I started to press the pad on the door and
then I stopped. I had an idea in mind
and I tried it out. It worked to no surprise
and the door opened without me having to
type in the rest of the code for the door. “Who
killed the door?” I wondered to myself as I
went inside to use the restroom facilities
among the talking by a couple of agents
for whom all the time is the right time
for their shop talk about policies sold
or gossiping about their coworkers or
something else of that kind. After all,
the door has been broken all week, and
earlier the door handle had been taken
out of the door by some enterprising soul
who must have been doing some sort of
building maintenance work while I
had to use the facilities in the evening
before going off to eat and read alone
as is my fashion. And yet immediately
afterward, when I next went to the
restroom I saw that the handle of the door
had resumed its droopy appearance
and there was a strip of blue electrical
tape that was keeping the door from
locking where it might not be able to be
opened again. How hard is it to fix a door?
Would such a thing be tolerated if it
happened to the door of a women’s restroom,
or are men, even men going to the restroom,
considered able to defend themselves or else

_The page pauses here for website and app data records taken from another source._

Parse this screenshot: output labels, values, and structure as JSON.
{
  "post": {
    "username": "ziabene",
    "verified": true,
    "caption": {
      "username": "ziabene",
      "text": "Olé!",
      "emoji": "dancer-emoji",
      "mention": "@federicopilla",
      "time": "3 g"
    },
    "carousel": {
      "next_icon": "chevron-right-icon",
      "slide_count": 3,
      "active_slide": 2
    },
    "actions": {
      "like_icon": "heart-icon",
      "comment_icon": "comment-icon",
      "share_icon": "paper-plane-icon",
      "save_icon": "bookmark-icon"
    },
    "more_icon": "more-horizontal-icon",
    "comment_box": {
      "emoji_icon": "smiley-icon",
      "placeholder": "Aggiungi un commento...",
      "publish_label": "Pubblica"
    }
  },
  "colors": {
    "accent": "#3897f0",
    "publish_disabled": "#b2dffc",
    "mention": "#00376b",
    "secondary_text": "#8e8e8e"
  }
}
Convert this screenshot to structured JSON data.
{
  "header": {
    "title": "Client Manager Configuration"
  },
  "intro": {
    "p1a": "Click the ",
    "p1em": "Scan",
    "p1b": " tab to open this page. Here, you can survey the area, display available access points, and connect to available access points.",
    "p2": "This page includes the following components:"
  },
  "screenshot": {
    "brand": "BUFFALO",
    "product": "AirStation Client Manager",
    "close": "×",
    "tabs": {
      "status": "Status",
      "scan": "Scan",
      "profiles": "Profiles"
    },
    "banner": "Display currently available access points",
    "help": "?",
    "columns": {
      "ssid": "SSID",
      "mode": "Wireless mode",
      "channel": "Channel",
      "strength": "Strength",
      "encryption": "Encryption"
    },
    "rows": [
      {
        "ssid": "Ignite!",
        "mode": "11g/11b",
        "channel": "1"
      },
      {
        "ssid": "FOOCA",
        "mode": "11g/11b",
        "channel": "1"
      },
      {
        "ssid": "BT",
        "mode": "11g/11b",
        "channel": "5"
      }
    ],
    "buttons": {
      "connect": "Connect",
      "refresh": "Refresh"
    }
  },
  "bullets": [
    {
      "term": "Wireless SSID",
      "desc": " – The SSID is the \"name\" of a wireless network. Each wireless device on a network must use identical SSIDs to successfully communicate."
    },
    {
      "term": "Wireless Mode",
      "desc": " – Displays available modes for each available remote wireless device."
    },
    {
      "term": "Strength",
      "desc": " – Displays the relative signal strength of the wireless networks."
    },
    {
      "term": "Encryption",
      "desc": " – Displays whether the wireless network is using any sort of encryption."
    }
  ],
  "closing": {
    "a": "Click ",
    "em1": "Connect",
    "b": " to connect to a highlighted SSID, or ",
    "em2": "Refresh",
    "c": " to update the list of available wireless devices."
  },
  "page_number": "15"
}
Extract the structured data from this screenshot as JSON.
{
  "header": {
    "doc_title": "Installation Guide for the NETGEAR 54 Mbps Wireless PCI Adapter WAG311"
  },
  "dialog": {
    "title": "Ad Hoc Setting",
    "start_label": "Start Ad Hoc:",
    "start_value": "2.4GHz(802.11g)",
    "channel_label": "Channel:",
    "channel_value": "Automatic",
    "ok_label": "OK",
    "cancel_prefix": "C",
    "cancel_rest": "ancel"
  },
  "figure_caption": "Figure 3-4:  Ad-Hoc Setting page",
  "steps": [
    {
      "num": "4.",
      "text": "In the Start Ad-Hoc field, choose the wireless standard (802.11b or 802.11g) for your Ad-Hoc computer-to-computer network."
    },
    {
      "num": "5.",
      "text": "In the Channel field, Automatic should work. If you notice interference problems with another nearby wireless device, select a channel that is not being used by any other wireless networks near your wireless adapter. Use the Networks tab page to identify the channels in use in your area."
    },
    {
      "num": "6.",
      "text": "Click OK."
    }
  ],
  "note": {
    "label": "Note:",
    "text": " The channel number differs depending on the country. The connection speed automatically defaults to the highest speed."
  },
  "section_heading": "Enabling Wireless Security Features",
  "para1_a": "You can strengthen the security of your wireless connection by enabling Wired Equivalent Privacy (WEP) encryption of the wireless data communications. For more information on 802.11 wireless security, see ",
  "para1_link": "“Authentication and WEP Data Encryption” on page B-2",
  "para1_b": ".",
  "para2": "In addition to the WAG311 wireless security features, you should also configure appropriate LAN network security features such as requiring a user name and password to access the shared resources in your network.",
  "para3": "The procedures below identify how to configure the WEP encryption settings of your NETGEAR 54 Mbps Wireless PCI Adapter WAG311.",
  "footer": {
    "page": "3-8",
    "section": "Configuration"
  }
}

sufficiently incurious about the jankiness of a
men’s bathroom for anyone to be unsafe? And
who was it that broke the door in the first place?
I must admit that going to the restroom is a fairly philosophical occasion. This is not the first time, after all, even recently , that the act of going to the restroom led me to ponder about something in free verse form. As it happens, this particular poem relates to the theme of brokenness, which is a common subject of musing in the Albright oeuvre . And as is often the case in my writing, I had in mind something that was literally broken, namely the door to the men’s restroom closest to the cube farm where I work. Although there is likely a great deal of symbolic meaning on the larger scale why it is that so many things are broken around me and why it is that I notice it so much and reflect on it so often, the poem is itself literally a sort of transcript of my own thoughts and reflections in a rambling fashion about what was going on in my mind, typed more or less in a continuous stream once I returned from the restroom back to work. Poetry comes in the moment like that, even when the moment is something as mundane or even banal as using the restroom only to find that things are not working as well as they should.
Of course, even the simple act of using a restroom where the locking mechanism of the door has been disabled because the door is broken and apparently fixing it is not a high priority by the people who own and manage the building is a political matter on several levels. On one level, of course, there is the question of how it is that a door is broken and how it is that it can be fixed. In my general experience, at least, doors do not break very easily, especially not solid doors of the sort that one would put on a restroom. One wonders how it was that the door got broken in the first place, a question that is asked twice in the course of the poem because it is so striking and so singularly odd. What is keeping the door from being fixed, since its brokenness was noted by the fact that a strip of blue electrical tape is keeping the door from locking completely, showing an acknowledgement that there is a problem and that some resolution is to be expected. What are the office politics of facilities management in terms of acquiring the tools or supplies to repair a broken restroom door? Does the gender of the users of the restroom matter? Would it be viewed as intolerable that there was nothing keeping someone from opening a women’s restroom without knowing the code (even though the pattern of the code is trivial and easy to solve) while the repair of a men’s restroom door is not as high a priority? In our day and age such questions are not idle ones, as politics enters like stinking frogs into nearly every subject of inquiry.
Of course, going to the restroom can be a social experience for many people, although it is not so for me. Although I have read much while in the restroom, I tend to go to the restroom by myself and usually avoid being sociable there aside from the nod or an occasional witty comment. Yet I frequently find that when sales agents from the neighboring cube farm across the hall use the restroom, that they are much more prone to talk to each other, their talk resembling the dominance-establishing ritual behavior of the more showy members of species like peacocks and walruses and elephants and the like, where the strutting of one’s chest and the bragging about what one is doing in one’s personal or professional life is meant to inspire a sense of envy or respect in others around, even if those people are uninterested in doing anything but their own private business as quickly as possible before returning to work once again. And it is from that sort of material that so much of my writing springs. Perhaps such situations are not so uncommon, but it does not seem to me that many people reflect on them or muse about them often, which gives a niche for me to do so, I suppose.
 See, for example:
 See, for example: